    CAPE CANAVERAL, Fla — Engineers and technicians at NASA’s Kennedy Space Center in Florida installed the Launch Abort System (LAS) on Friday, Oct. 3 in preparation for December’s launch of the Exploration Flight Test-1 (EFT-1) mission. The LAS, Orion crew capsule and service module will be tested together inside the Launch Abort System Facility (LASF).  […]

  • NASA’s Commercial Crew partners working to return launches to U.S. soil

    SpaceFlight InsiderMay 21st, 2014

    NASA’s Commercial Crew Program (CCP ) partners are working in wind tunnels, software laboratories and other work stations across the country to continue to produce U.S. spacecraft and rocket designs in order to launch humans from U.S. soil  into low-Earth orbit as early as 2017.

  • NASA’s commercial partners make strides toward launching astronauts

    Collin SkocikMarch 2nd, 2014

    With escalating tensions in the Ukraine damaging U.S.-Russian relations and possibly jeopardizing American access to the International Space Station (ISS), recent accomplishments suggest NASA’s dependence on Soyuz-access to the ISS might be drawing to a close. NASA’s private partners under the space agency’s Commercial Crew Program (CCP) have made steady progress toward being able to send astronauts to […]

  • NASA’s Commercial Crew Program set to make large strides in 2014

    Jason RhianJanuary 16th, 2014

    NASA’s Commercial Crew Program is poised to make great strides in the coming year, ones which could serve to validate the two-pronged approach on which the space agency has been directed. NASA is to return to the business of sending crews to deep space missions to destinations such as an asteroid in the mid 2020s […]

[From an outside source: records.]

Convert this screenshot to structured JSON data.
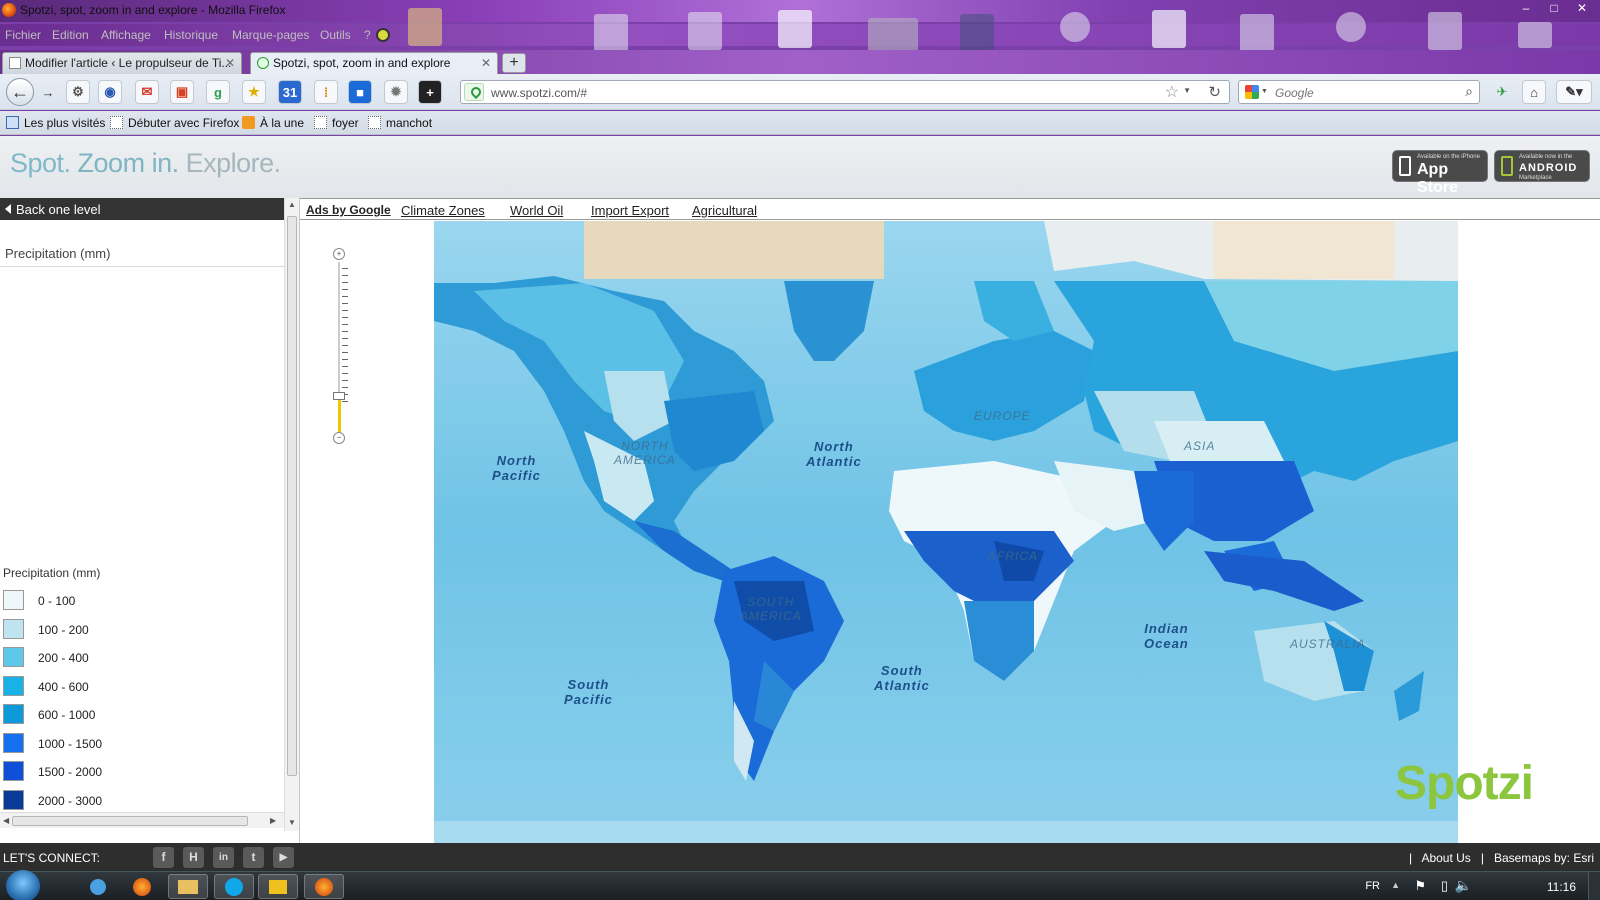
{
  "window": {
    "title": "Spotzi, spot, zoom in and explore - Mozilla Firefox",
    "controls": [
      "–",
      "□",
      "✕"
    ]
  },
  "menu": [
    "Fichier",
    "Edition",
    "Affichage",
    "Historique",
    "Marque-pages",
    "Outils",
    "?"
  ],
  "tabs": [
    {
      "label": "Modifier l'article ‹ Le propulseur de Ti...",
      "active": false
    },
    {
      "label": "Spotzi, spot, zoom in and explore",
      "active": true
    }
  ],
  "nav": {
    "url": "www.spotzi.com/#",
    "search_placeholder": "Google",
    "calendar_day": "31"
  },
  "bookmarks": [
    "Les plus visités",
    "Débuter avec Firefox",
    "À la une",
    "foyer",
    "manchot"
  ],
  "site": {
    "tagline": {
      "part1": "Spot.",
      "part2": " Zoom in.",
      "part3": " Explore."
    },
    "appstore": {
      "small": "Available on the iPhone",
      "big": "App Store"
    },
    "android": {
      "small": "Available now in the",
      "big": "ANDROID",
      "sub": "Marketplace"
    }
  },
  "panel": {
    "back_label": "Back one level",
    "title": "Precipitation (mm)",
    "legend_title": "Precipitation (mm)",
    "legend": [
      {
        "label": "0 - 100",
        "color": "#eef7fa"
      },
      {
        "label": "100 - 200",
        "color": "#bfe4f0"
      },
      {
        "label": "200 - 400",
        "color": "#5ec8e8"
      },
      {
        "label": "400 - 600",
        "color": "#18b2e6"
      },
      {
        "label": "600 - 1000",
        "color": "#0e9ad8"
      },
      {
        "label": "1000 - 1500",
        "color": "#1570f0"
      },
      {
        "label": "1500 - 2000",
        "color": "#1050d8"
      },
      {
        "label": "2000 - 3000",
        "color": "#0a3a98"
      }
    ]
  },
  "toplinks": [
    "Ads by Google",
    "Climate Zones",
    "World Oil",
    "Import Export",
    "Agricultural"
  ],
  "map": {
    "ocean_labels": [
      {
        "text": "North\nPacific"
      },
      {
        "text": "North\nAtlantic"
      },
      {
        "text": "South\nPacific"
      },
      {
        "text": "South\nAtlantic"
      },
      {
        "text": "Indian\nOcean"
      }
    ],
    "region_labels": [
      "NORTH\nAMERICA",
      "EUROPE",
      "AFRICA",
      "SOUTH\nAMERICA",
      "AUSTRALIA",
      "ASIA"
    ],
    "brand": "Spotzi"
  },
  "footer": {
    "connect": "LET'S CONNECT:",
    "social": [
      "f",
      "H",
      "in",
      "t",
      "▶"
    ],
    "about": "About Us",
    "basemaps": "Basemaps by: Esri",
    "separator": "|"
  },
  "taskbar": {
    "lang": "FR",
    "clock": "11:16"
  }
}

  • Wind tunnel testing used to understand the unsteady side of aerodynamics

    NASANovember 6th, 2013

    Think about a time you’ve been a passenger in a car and stuck your hand out the window. As your speed increases, so do the vibrations in your hand. Trying to keep those fingers steady as the wind whips around them at 75 mph gets pretty tricky, right?